*What the exercise asks*: A faithful repeat of all the records, with no image kept, is the required answer.

*Record set*:
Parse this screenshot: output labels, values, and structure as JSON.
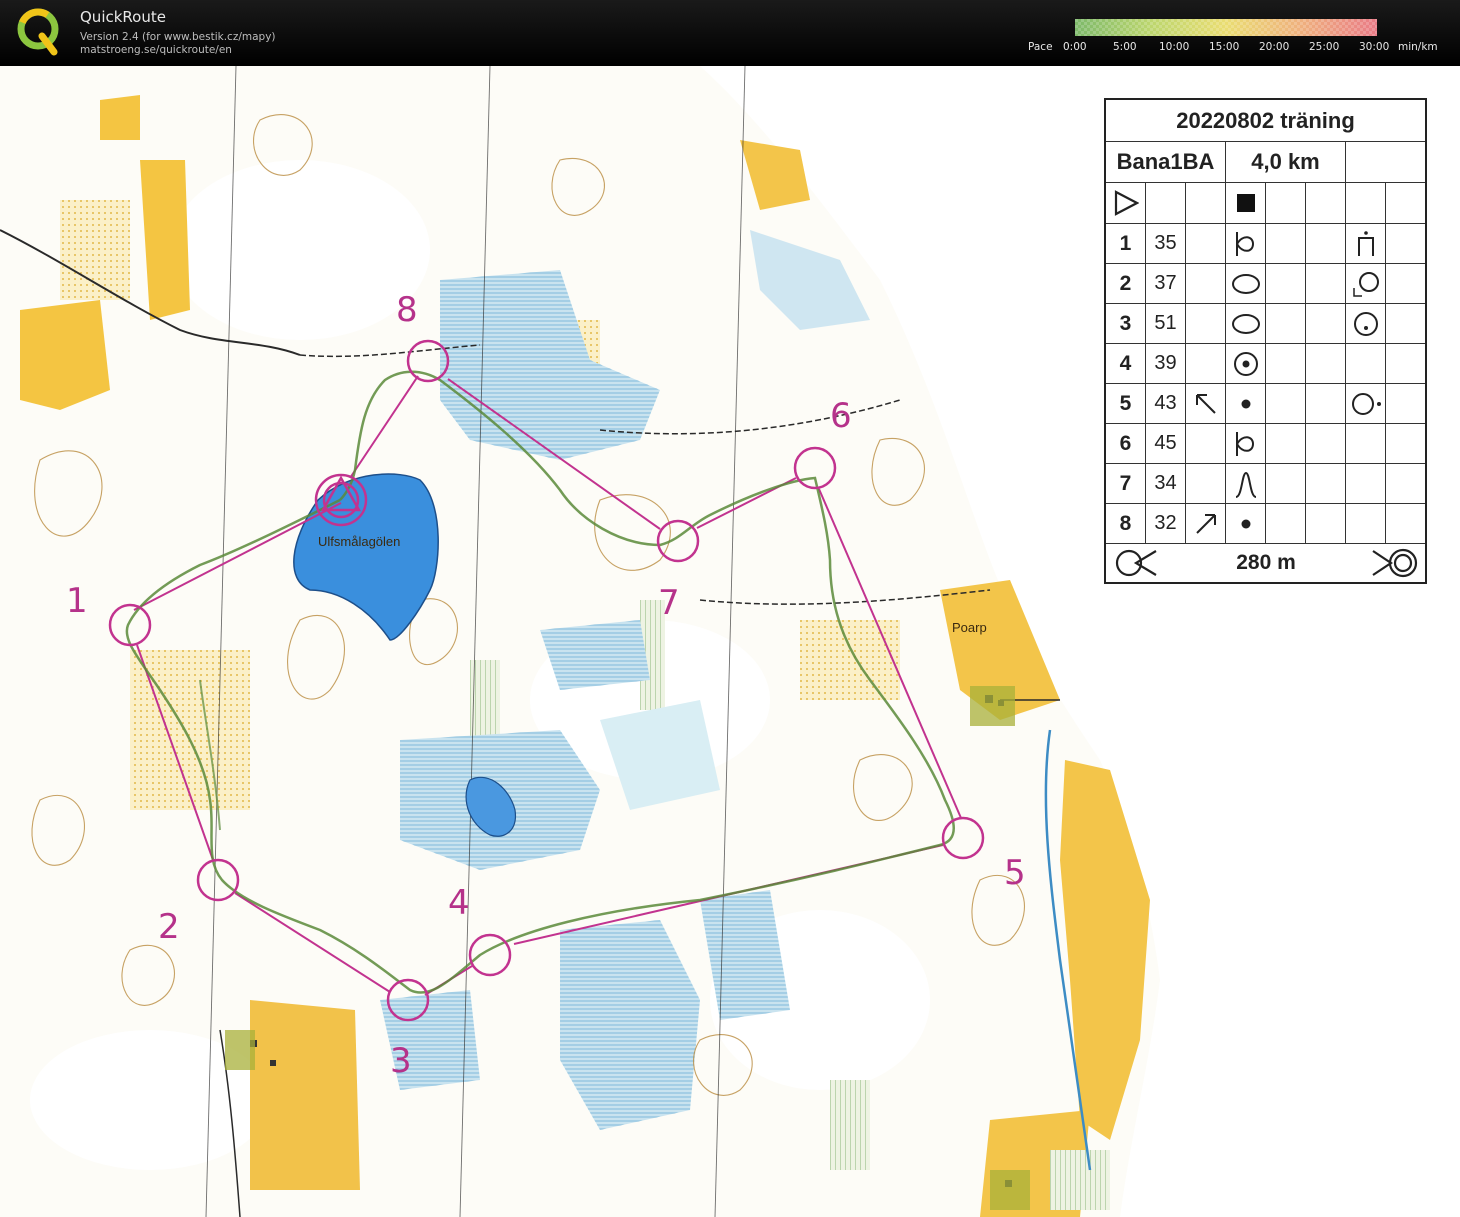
{
  "app": {
    "name": "QuickRoute",
    "version_line": "Version 2.4  (for www.bestik.cz/mapy)",
    "url_line": "matstroeng.se/quickroute/en"
  },
  "pace_legend": {
    "label": "Pace",
    "ticks": [
      "0:00",
      "5:00",
      "10:00",
      "15:00",
      "20:00",
      "25:00",
      "30:00"
    ],
    "unit": "min/km",
    "colors": [
      "#7db96a",
      "#bcd66e",
      "#eadd72",
      "#efb07e",
      "#e97b86"
    ]
  },
  "map": {
    "lake_name": "Ulfsmålagölen",
    "farm_name": "Poarp",
    "course_color": "#c2338f",
    "route_color": "#5a8a3a",
    "control_numbers": [
      "1",
      "2",
      "3",
      "4",
      "5",
      "6",
      "7",
      "8"
    ]
  },
  "course_card": {
    "title": "20220802 träning",
    "course_name": "Bana1BA",
    "length": "4,0 km",
    "rows": [
      {
        "num": "1",
        "code": "35"
      },
      {
        "num": "2",
        "code": "37"
      },
      {
        "num": "3",
        "code": "51"
      },
      {
        "num": "4",
        "code": "39"
      },
      {
        "num": "5",
        "code": "43"
      },
      {
        "num": "6",
        "code": "45"
      },
      {
        "num": "7",
        "code": "34"
      },
      {
        "num": "8",
        "code": "32"
      }
    ],
    "finish_distance": "280 m"
  }
}
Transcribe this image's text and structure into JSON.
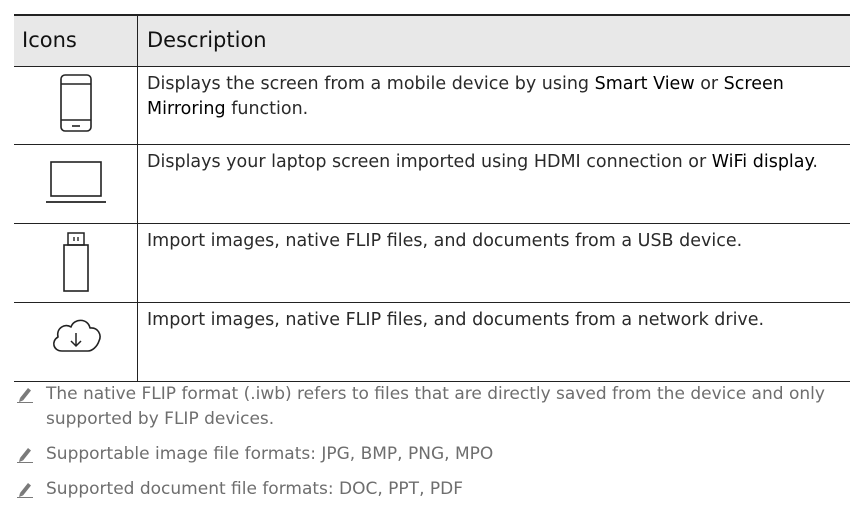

*Answer below*:
Parse this screenshot: output labels, values, and structure as JSON.
{
  "app": {
    "name": "QuickRoute",
    "version_line": "Version 2.4  (for www.bestik.cz/mapy)",
    "url_line": "matstroeng.se/quickroute/en"
  },
  "pace_legend": {
    "label": "Pace",
    "ticks": [
      "0:00",
      "5:00",
      "10:00",
      "15:00",
      "20:00",
      "25:00",
      "30:00"
    ],
    "unit": "min/km",
    "colors": [
      "#7db96a",
      "#bcd66e",
      "#eadd72",
      "#efb07e",
      "#e97b86"
    ]
  },
  "map": {
    "lake_name": "Ulfsmålagölen",
    "farm_name": "Poarp",
    "course_color": "#c2338f",
    "route_color": "#5a8a3a",
    "control_numbers": [
      "1",
      "2",
      "3",
      "4",
      "5",
      "6",
      "7",
      "8"
    ]
  },
  "course_card": {
    "title": "20220802 träning",
    "course_name": "Bana1BA",
    "length": "4,0 km",
    "rows": [
      {
        "num": "1",
        "code": "35"
      },
      {
        "num": "2",
        "code": "37"
      },
      {
        "num": "3",
        "code": "51"
      },
      {
        "num": "4",
        "code": "39"
      },
      {
        "num": "5",
        "code": "43"
      },
      {
        "num": "6",
        "code": "45"
      },
      {
        "num": "7",
        "code": "34"
      },
      {
        "num": "8",
        "code": "32"
      }
    ],
    "finish_distance": "280 m"
  }
}
Transcribe this image's text and structure into JSON.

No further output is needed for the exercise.